── Records shown

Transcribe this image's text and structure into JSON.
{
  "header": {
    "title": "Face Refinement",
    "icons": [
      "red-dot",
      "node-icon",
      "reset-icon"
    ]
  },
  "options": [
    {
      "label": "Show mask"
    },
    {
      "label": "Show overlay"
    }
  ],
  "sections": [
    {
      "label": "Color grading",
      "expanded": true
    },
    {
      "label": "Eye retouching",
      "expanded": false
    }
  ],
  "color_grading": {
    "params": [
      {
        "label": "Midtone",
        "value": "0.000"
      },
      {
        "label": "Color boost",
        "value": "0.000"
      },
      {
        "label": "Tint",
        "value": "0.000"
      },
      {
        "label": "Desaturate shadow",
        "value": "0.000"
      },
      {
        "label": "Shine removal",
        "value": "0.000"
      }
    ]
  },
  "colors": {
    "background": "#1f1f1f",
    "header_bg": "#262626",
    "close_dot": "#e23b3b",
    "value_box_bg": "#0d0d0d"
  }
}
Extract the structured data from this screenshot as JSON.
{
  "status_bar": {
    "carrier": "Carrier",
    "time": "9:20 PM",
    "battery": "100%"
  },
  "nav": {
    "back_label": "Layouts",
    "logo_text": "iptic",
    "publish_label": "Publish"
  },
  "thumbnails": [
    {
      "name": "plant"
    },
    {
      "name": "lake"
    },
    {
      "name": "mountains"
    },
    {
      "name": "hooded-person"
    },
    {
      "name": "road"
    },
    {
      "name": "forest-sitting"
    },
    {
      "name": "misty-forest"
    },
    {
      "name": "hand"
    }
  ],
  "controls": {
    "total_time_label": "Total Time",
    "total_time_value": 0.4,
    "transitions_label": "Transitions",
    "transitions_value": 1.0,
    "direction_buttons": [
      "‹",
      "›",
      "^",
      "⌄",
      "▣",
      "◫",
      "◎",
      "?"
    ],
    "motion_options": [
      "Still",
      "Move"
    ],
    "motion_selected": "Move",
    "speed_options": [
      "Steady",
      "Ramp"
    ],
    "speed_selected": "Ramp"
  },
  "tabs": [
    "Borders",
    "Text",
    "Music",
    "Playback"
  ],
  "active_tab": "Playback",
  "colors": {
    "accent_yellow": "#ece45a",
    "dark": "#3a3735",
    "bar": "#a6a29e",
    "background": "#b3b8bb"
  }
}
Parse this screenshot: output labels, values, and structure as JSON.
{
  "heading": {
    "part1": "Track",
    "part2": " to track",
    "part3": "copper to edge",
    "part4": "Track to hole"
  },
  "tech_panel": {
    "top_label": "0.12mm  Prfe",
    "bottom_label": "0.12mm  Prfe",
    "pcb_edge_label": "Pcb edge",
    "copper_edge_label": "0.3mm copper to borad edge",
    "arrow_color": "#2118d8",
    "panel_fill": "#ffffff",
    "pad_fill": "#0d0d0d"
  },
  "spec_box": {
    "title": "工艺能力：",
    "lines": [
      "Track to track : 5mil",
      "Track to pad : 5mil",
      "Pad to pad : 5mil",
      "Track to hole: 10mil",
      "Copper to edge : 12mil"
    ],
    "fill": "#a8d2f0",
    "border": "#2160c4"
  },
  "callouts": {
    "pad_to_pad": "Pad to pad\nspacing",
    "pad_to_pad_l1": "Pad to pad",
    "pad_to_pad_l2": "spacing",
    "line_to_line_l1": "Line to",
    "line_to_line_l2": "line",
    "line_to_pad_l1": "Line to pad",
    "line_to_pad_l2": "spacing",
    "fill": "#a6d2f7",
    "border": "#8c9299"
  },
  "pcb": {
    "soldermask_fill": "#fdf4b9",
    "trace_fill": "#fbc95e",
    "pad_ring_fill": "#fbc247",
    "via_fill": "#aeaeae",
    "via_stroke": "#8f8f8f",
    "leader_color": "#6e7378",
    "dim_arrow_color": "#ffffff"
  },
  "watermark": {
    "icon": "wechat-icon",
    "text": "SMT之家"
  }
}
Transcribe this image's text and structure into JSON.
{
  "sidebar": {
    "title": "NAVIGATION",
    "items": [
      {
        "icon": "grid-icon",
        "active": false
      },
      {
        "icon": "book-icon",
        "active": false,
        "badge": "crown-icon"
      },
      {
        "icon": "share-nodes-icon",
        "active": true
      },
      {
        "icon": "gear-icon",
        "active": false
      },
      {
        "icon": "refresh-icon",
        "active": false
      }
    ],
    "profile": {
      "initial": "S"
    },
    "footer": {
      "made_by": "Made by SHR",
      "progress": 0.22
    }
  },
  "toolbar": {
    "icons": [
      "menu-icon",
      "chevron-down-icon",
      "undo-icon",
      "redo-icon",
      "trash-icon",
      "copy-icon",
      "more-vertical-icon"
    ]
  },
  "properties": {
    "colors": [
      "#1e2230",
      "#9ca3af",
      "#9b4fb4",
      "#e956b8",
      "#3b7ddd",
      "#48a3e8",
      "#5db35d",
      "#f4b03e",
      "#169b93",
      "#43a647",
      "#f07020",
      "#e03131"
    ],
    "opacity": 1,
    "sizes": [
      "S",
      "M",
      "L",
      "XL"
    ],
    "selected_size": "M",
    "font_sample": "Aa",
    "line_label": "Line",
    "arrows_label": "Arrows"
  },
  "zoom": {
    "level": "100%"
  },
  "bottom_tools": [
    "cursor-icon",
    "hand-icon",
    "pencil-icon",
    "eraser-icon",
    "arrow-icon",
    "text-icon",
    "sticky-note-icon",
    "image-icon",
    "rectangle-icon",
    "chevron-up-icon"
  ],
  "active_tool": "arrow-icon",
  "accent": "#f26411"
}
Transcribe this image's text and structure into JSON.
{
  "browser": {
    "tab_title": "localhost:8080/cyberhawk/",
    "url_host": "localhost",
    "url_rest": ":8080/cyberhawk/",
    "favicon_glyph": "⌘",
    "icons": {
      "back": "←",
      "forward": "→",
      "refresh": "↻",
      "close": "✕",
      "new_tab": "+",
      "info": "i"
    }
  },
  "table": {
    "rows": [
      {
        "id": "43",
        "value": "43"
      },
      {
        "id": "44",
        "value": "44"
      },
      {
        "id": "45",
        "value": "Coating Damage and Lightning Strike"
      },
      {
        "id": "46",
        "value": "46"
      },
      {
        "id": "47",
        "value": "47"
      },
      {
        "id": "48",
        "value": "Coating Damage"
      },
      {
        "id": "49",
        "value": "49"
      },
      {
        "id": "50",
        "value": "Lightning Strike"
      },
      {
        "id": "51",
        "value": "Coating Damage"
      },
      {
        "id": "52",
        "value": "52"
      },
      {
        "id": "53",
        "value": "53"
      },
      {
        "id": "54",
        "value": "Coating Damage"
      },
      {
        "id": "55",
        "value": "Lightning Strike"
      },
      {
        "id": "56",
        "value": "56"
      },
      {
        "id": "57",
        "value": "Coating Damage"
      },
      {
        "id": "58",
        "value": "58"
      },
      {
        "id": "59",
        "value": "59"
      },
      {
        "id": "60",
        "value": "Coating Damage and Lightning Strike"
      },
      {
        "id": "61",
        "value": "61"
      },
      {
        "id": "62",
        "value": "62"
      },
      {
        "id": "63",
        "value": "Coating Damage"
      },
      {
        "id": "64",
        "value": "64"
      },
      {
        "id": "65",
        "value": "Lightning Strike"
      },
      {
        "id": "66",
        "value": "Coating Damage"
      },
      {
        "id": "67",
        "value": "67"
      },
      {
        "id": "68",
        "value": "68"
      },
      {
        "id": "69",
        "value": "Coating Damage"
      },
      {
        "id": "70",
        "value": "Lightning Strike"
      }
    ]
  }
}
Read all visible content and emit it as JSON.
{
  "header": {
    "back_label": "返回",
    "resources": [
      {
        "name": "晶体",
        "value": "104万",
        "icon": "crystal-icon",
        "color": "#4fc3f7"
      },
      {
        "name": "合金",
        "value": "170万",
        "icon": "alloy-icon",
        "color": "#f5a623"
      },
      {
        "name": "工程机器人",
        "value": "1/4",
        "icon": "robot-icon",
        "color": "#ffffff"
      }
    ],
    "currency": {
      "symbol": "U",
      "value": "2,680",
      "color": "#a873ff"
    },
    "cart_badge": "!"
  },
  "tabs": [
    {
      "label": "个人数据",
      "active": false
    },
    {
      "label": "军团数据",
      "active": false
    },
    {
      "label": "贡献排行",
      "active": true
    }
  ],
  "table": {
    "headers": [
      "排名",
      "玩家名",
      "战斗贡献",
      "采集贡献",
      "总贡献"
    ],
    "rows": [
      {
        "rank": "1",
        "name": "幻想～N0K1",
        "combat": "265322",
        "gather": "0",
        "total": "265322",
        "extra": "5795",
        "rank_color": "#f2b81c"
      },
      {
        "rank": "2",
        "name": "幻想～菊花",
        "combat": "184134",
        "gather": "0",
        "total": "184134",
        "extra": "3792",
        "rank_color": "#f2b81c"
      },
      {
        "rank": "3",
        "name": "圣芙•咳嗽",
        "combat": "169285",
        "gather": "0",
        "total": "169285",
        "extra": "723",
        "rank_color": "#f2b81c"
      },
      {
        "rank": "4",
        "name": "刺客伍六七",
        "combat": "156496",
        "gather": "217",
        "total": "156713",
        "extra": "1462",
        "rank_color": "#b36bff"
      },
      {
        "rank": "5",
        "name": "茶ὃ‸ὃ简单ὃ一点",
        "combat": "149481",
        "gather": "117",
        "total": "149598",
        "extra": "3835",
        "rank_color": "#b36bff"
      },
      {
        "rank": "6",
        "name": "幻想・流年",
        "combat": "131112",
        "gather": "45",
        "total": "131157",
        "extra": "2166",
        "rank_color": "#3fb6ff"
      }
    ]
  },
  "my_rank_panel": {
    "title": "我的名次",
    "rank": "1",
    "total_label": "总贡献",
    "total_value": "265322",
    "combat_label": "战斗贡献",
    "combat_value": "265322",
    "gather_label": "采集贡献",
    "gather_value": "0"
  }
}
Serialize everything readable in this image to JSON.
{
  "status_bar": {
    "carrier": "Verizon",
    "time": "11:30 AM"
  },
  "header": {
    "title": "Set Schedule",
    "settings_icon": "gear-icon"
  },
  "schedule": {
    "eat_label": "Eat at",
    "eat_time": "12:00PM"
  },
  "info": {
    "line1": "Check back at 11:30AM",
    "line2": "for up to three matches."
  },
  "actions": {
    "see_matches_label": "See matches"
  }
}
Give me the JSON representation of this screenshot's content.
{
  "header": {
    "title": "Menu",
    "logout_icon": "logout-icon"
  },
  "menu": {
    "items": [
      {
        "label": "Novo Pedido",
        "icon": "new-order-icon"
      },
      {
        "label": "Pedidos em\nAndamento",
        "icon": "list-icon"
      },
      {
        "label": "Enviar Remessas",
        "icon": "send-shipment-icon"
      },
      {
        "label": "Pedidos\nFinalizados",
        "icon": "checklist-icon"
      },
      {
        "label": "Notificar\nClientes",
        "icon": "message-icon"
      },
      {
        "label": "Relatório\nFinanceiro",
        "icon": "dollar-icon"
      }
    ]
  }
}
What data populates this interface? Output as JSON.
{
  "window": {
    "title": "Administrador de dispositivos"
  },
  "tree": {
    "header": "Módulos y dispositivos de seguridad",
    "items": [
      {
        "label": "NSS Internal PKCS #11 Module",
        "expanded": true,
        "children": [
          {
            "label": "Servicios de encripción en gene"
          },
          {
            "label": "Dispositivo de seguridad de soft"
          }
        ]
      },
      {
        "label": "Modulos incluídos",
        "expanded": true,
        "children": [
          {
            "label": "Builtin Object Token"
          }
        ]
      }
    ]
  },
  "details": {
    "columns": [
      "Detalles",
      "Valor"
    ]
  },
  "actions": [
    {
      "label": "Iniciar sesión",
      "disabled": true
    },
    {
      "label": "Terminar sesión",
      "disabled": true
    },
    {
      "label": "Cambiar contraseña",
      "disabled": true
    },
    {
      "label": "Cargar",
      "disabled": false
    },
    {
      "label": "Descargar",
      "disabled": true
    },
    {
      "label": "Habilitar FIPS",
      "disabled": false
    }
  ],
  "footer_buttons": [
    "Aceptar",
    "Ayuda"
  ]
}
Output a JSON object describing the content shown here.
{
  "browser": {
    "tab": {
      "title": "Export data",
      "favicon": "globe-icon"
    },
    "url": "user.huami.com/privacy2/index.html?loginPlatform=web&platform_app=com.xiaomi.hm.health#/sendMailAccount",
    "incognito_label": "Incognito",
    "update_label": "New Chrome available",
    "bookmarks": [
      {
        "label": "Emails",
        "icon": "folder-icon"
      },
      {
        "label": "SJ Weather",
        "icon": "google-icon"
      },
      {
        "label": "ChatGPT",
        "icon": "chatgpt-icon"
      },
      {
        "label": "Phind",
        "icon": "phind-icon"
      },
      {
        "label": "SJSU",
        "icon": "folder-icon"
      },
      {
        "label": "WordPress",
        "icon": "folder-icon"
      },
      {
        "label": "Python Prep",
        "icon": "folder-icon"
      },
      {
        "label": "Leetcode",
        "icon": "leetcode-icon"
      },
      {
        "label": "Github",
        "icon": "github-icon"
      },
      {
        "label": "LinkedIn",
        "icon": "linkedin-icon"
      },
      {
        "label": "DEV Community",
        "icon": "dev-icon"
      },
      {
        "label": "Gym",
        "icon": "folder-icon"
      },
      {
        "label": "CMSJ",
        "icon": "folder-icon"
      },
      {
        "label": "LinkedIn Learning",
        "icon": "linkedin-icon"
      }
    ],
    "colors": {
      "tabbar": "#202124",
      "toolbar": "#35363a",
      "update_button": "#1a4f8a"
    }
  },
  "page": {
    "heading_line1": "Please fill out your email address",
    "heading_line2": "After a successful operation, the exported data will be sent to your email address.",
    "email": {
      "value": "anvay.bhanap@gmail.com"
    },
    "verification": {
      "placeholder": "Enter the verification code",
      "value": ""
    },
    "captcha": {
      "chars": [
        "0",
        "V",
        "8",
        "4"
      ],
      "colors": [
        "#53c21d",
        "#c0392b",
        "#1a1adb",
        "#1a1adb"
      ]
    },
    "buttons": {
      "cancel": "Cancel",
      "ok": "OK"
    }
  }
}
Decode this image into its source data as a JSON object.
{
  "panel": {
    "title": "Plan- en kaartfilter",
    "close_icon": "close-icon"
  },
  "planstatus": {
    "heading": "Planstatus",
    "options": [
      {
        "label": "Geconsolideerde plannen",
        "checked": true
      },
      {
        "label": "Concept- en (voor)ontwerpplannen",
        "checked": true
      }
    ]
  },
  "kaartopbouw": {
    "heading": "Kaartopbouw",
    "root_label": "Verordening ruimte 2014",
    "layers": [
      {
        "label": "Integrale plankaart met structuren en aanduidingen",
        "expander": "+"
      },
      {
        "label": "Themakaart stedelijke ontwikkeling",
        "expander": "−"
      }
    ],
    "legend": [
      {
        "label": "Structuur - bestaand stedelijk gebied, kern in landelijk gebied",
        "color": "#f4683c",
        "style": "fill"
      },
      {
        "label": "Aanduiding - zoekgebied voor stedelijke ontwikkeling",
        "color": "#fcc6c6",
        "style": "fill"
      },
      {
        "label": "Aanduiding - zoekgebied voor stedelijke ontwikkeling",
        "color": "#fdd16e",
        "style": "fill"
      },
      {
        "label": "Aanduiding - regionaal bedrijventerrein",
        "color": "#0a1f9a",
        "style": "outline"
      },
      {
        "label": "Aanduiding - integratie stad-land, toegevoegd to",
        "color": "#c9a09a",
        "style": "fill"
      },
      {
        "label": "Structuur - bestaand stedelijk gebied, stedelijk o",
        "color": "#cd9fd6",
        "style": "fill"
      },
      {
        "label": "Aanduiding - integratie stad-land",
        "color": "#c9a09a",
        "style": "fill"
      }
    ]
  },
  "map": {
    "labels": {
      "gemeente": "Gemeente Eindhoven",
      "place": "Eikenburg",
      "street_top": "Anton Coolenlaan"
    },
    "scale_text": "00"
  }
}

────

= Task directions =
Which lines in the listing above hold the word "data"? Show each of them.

= Reply =
Extract the structured data from this screenshot as JSON.
What data populates this interface? Output as JSON.
      "title": "Export data",
    "heading_line2": "After a successful operation, the exported data will be sent to your email address.",
Decode this image into its source data as a JSON object.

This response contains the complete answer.